The number of women in the European Parliament increases by 1,25%: at this pace it will take half a century until we reach gender parity
One week after the European Parliament elections, the European Women’s Lobby (EWL) and its members has been analysing the election results with regards to the representation of elected women elected to the European Parliament. The percentage of women in the EP, the only directly elected institution of the European Union (EU), stands at almost 37%, this is an increase of 1,25% in comparison to the European elections in 2009.
EWL Secretary General, Joanna Maycock, states “with this snail’s pace it will be another half a century before the European Parliament would reach gender parity in 52 years, despite the fact that women make up more than half the EU’s population.”
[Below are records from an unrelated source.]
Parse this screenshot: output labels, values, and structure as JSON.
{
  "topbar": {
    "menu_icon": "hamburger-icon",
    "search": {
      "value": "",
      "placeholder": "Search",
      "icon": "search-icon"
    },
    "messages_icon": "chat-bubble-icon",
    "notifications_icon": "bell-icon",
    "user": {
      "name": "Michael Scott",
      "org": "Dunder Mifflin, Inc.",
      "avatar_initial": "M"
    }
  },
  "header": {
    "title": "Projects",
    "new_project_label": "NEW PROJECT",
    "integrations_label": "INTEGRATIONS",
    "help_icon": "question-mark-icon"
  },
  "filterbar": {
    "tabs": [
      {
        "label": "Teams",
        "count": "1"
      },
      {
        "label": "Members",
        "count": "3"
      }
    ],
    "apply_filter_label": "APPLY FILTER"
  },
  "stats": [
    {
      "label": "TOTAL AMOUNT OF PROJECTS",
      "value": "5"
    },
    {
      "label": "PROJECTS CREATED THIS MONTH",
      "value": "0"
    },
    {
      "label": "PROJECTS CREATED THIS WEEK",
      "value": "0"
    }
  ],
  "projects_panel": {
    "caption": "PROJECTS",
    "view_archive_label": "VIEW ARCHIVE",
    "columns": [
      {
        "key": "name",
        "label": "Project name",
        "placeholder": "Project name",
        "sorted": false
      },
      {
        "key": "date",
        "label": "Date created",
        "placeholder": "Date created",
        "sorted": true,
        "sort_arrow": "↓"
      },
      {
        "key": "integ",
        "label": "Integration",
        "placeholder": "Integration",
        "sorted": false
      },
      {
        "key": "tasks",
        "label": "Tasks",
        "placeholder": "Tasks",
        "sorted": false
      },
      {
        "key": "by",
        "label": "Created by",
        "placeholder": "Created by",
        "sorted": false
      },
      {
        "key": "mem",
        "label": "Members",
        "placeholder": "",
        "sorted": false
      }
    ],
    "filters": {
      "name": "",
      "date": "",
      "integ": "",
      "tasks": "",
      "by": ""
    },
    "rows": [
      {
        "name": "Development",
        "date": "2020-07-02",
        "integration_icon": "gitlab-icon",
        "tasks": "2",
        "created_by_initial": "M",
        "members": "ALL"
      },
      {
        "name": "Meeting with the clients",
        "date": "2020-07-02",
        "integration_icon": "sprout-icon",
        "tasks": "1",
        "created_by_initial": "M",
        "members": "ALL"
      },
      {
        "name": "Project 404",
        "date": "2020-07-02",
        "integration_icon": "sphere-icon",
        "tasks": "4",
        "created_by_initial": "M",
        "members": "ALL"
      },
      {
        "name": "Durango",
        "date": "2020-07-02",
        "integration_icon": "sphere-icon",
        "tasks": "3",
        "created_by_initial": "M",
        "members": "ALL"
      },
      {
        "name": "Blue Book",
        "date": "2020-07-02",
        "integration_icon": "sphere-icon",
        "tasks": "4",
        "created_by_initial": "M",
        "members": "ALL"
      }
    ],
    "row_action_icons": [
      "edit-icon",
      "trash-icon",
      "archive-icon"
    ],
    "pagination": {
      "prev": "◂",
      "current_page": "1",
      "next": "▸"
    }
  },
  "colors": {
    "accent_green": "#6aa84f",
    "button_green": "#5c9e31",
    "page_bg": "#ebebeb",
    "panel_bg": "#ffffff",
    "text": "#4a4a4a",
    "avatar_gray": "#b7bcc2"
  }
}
A two-speed Europe for parity
The election results show a clear picture with regards to political families’ commitments to reach parity. The conservative and far right parties are lagging behind in comparison to center and left parties. During its 5050 campaign “No Modern European Democracy without Gender Equality” ahead of the EP election in 2014 the EWL demanded best-fit quota systems according to the national electoral systems. Evidence shows that whether a quota/parity system reaches its objectives depends largely on effective sanctions. A conclusion which has been confirmed through the results of the EU elections 2014. In this sense for example the S&D political family performed notably well with regards to women candidates elected into the EP with a percentage of 45.5%. On the contrary the share of women is only 30.4 % in the political family of EPP.
Voter apathy and the swing to the right jeopardises women's rights
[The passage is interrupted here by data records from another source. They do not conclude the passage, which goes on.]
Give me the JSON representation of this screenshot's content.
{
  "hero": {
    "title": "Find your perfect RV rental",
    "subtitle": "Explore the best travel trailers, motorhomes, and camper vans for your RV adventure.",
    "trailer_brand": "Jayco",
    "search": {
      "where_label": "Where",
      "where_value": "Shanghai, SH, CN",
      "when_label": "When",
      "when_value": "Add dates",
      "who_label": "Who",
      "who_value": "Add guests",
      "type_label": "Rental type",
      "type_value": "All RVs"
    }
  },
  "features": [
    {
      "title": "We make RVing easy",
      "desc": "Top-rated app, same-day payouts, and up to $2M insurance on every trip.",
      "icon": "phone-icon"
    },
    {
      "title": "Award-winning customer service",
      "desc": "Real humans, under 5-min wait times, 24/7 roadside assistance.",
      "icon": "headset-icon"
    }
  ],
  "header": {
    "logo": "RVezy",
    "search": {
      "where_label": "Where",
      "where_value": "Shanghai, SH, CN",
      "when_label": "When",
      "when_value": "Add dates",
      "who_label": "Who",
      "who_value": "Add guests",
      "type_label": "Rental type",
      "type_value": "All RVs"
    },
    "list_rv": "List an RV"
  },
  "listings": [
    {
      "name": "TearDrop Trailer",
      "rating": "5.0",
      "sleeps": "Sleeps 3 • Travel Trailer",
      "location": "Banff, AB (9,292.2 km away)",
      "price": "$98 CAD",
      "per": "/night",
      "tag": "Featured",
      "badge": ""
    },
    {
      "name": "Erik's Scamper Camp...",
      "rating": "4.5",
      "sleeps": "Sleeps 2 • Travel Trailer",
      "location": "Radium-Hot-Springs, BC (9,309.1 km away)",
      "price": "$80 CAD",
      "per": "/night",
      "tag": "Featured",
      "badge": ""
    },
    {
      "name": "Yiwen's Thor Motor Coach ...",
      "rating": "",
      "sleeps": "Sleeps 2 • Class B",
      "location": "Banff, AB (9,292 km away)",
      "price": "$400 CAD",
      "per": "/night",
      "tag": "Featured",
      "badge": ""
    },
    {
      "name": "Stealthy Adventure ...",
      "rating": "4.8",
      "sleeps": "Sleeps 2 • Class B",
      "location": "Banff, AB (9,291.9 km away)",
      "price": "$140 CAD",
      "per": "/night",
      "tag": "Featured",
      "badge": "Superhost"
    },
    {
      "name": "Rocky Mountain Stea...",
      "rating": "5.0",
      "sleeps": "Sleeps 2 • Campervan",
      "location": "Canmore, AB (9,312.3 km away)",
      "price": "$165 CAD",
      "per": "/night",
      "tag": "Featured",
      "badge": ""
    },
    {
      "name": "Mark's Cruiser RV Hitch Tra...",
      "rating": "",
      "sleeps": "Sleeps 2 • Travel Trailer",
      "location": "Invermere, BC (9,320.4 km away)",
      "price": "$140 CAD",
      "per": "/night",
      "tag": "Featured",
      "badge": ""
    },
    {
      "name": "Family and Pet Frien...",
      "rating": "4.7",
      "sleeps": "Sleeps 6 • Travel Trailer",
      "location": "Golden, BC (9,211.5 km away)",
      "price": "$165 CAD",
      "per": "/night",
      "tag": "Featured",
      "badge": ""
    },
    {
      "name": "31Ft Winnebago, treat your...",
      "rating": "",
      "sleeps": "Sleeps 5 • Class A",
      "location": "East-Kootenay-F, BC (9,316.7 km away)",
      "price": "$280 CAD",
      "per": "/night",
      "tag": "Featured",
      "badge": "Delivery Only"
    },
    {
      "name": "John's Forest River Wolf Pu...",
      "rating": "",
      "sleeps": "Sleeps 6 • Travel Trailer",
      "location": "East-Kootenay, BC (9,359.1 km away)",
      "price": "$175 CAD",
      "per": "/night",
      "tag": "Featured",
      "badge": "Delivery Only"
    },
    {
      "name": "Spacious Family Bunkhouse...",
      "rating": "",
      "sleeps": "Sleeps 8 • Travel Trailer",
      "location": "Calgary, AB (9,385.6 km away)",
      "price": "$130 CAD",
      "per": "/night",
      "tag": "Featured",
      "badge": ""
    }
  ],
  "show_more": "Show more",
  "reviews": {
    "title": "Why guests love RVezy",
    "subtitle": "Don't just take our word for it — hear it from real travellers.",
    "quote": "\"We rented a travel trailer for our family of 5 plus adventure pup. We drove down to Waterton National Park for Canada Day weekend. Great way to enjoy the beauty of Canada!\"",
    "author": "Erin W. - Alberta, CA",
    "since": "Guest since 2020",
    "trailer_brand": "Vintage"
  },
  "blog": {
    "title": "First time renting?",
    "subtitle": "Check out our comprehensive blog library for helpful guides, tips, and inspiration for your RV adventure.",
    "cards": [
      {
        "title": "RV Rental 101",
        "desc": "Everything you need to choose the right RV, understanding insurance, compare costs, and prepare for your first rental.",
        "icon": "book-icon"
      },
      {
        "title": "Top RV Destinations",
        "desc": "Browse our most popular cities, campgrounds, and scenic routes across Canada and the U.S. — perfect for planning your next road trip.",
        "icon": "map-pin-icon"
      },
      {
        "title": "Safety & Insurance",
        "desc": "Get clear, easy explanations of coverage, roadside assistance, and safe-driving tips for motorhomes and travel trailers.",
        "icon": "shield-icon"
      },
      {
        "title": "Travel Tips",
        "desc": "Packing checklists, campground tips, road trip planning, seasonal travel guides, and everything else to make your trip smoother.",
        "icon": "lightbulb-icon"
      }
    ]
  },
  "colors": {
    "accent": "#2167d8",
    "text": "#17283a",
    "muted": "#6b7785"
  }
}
In large parts of Europe the low voter turnout and success of far right and populist parties represent a risk to the development and implementation of progressive anti-discrimination policies including women’s rights and gender equality.
The backward looking ideology and openly misogynist views of some of the parties and individuals elected represents a challenge to Europe’s relative success in tackling gender inequality.
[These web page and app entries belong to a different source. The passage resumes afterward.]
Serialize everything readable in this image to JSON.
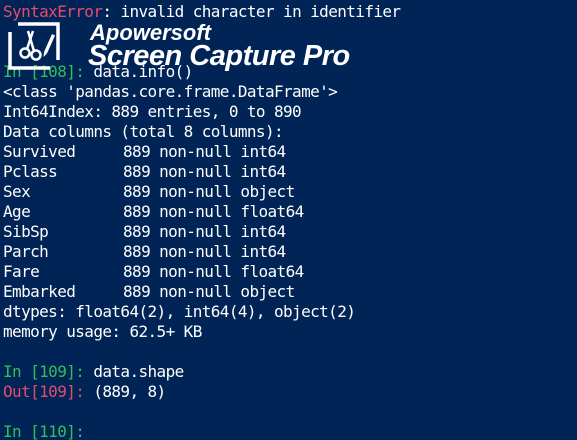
{
  "console": {
    "error_line": {
      "label": "SyntaxError",
      "message": ": invalid character in identifier"
    },
    "in_108": {
      "prompt": "In [108]:",
      "code": " data.info()"
    },
    "info_output": {
      "class_line": "<class 'pandas.core.frame.DataFrame'>",
      "index_line": "Int64Index: 889 entries, 0 to 890",
      "columns_header": "Data columns (total 8 columns):",
      "columns": [
        {
          "name": "Survived",
          "info": "889 non-null int64"
        },
        {
          "name": "Pclass",
          "info": "889 non-null int64"
        },
        {
          "name": "Sex",
          "info": "889 non-null object"
        },
        {
          "name": "Age",
          "info": "889 non-null float64"
        },
        {
          "name": "SibSp",
          "info": "889 non-null int64"
        },
        {
          "name": "Parch",
          "info": "889 non-null int64"
        },
        {
          "name": "Fare",
          "info": "889 non-null float64"
        },
        {
          "name": "Embarked",
          "info": "889 non-null object"
        }
      ],
      "dtypes_line": "dtypes: float64(2), int64(4), object(2)",
      "memory_line": "memory usage: 62.5+ KB"
    },
    "in_109": {
      "prompt": "In [109]:",
      "code": " data.shape"
    },
    "out_109": {
      "prompt": "Out[109]:",
      "value": " (889, 8)"
    },
    "in_110": {
      "prompt": "In [110]:",
      "code": ""
    }
  },
  "watermark": {
    "brand": "Apowersoft",
    "product": "Screen Capture Pro",
    "logo_icon": "scissors-pen-icon"
  },
  "colors": {
    "background": "#012456",
    "text": "#ffffff",
    "prompt_in": "#2fbf5b",
    "prompt_out": "#e64b6e",
    "error": "#e64b6e"
  }
}
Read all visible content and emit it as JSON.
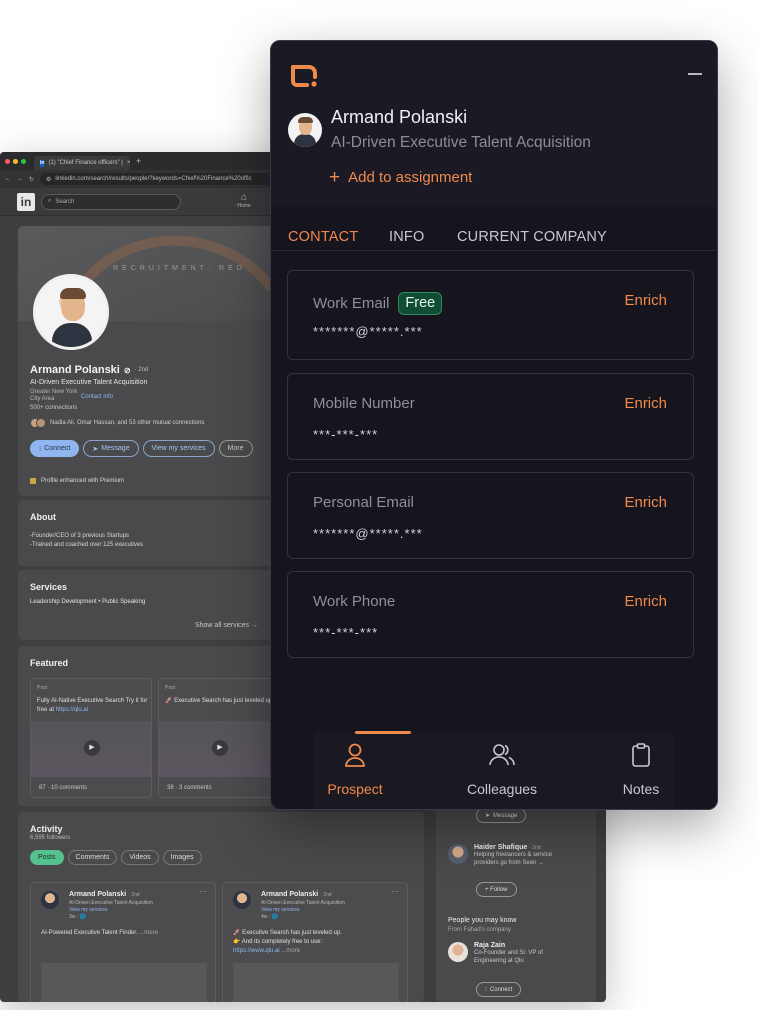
{
  "browser": {
    "tab_title": "(1) \"Chief Finance officers\" |",
    "tab_close": "×",
    "new_tab": "+",
    "url": "linkedin.com/search/results/people/?keywords=Chief%20Finance%20offic",
    "linkedin_logo": "in",
    "search_placeholder": "Search",
    "home_label": "Home"
  },
  "linkedin_profile": {
    "banner_text": "RECRUITMENT. RED",
    "name": "Armand Polanski",
    "degree": "· 2nd",
    "headline": "AI-Driven Executive Talent Acquisition",
    "location": "Greater New York City Area",
    "contact_info": "Contact info",
    "connections": "500+ connections",
    "mutual": "Nadia Ali, Omar Hassan, and 53 other mutual connections",
    "buttons": {
      "connect": "Connect",
      "message": "Message",
      "services": "View my services",
      "more": "More"
    },
    "premium": "Profile enhanced with Premium"
  },
  "about": {
    "title": "About",
    "line1": "-Founder/CEO of 3 previous Startups",
    "line2": "-Trained and coached over 125 executives"
  },
  "services": {
    "title": "Services",
    "text": "Leadership Development • Public Speaking",
    "show_all": "Show all services →"
  },
  "featured": {
    "title": "Featured",
    "items": [
      {
        "label": "Post",
        "text": "Fully AI-Native Executive Search Try it for free at",
        "link": "https://qlu.ai",
        "meta": "87 · 10 comments"
      },
      {
        "label": "Post",
        "text": "🚀 Executive Search has just leveled up.",
        "link": "",
        "meta": "38 · 3 comments"
      }
    ]
  },
  "activity": {
    "title": "Activity",
    "followers": "6,595 followers",
    "tabs": [
      "Posts",
      "Comments",
      "Videos",
      "Images"
    ],
    "posts": [
      {
        "name": "Armand Polanski",
        "degree": "· 2nd",
        "headline": "AI-Driven Executive Talent Acquisition",
        "link": "View my services",
        "time": "3w · 🌐",
        "body": "AI-Powered Executive Talent Finder.",
        "more": "...more"
      },
      {
        "name": "Armand Polanski",
        "degree": "· 2nd",
        "headline": "AI-Driven Executive Talent Acquisition",
        "link": "View my services",
        "time": "4w · 🌐",
        "body1": "🚀 Executive Search has just leveled up.",
        "body2": "👉 And its completely free to use:",
        "body_link": "https://www.qlu.ai",
        "more": "...more"
      }
    ]
  },
  "sidebar": {
    "message_button": "Message",
    "person1": {
      "name": "Haider Shafique",
      "degree": "· 2nd",
      "desc": "Helping freelancers & service providers go from Seen →",
      "button": "+ Follow"
    },
    "pymk_title": "People you may know",
    "pymk_sub": "From Fahad's company",
    "person2": {
      "name": "Raja Zain",
      "desc": "Co-Founder and Sr. VP of Engineering at Qlu",
      "button": "Connect"
    }
  },
  "panel": {
    "name": "Armand Polanski",
    "headline": "AI-Driven Executive Talent Acquisition",
    "add_label": "Add to assignment",
    "tabs": [
      "CONTACT",
      "INFO",
      "CURRENT COMPANY"
    ],
    "active_tab": "CONTACT",
    "accent_color": "#f08a4b",
    "fields": [
      {
        "label": "Work Email",
        "badge": "Free",
        "action": "Enrich",
        "value": "*******@*****.***"
      },
      {
        "label": "Mobile Number",
        "badge": "",
        "action": "Enrich",
        "value": "***-***-***"
      },
      {
        "label": "Personal Email",
        "badge": "",
        "action": "Enrich",
        "value": "*******@*****.***"
      },
      {
        "label": "Work Phone",
        "badge": "",
        "action": "Enrich",
        "value": "***-***-***"
      }
    ],
    "bottom_nav": [
      {
        "label": "Prospect",
        "icon": "person-icon",
        "active": true
      },
      {
        "label": "Colleagues",
        "icon": "people-icon",
        "active": false
      },
      {
        "label": "Notes",
        "icon": "clipboard-icon",
        "active": false
      }
    ]
  }
}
Joanna Maycock says “we are concerned that support for women’s organisations will also be further under threat as we have already observed in our work on austerity.”
There is still a chance for a real step forward
The political families within the European Parliament have a unique chance to change the image of European Politics out of touch with voters by having a leadership which better reflects the diversity of the electorate. The political groups must give women voters and elected women the same voice and weight, as their male counterparts. Political parties have the opportunity to bring change and parity to the EP by nominating women and man as candidates for the European Parliaments presidential elections.
The EWL demands from all political groups to ensure gender parity and non-gender biased portfolios when nominating and appointing MEPs for decision-making positions in the EP.
Women are not a minority, but represent the majority of the European society. Therefore, women must be represented in all portfolios of the decision-making positions in the European Parliament. EWL Fundraising Coordinator and Policy Officer, Serap Altinisik, remarks “gender can only be mainstreamed when women have a say and are involved at all levels of decision-making by chairing for example committees of the EP.”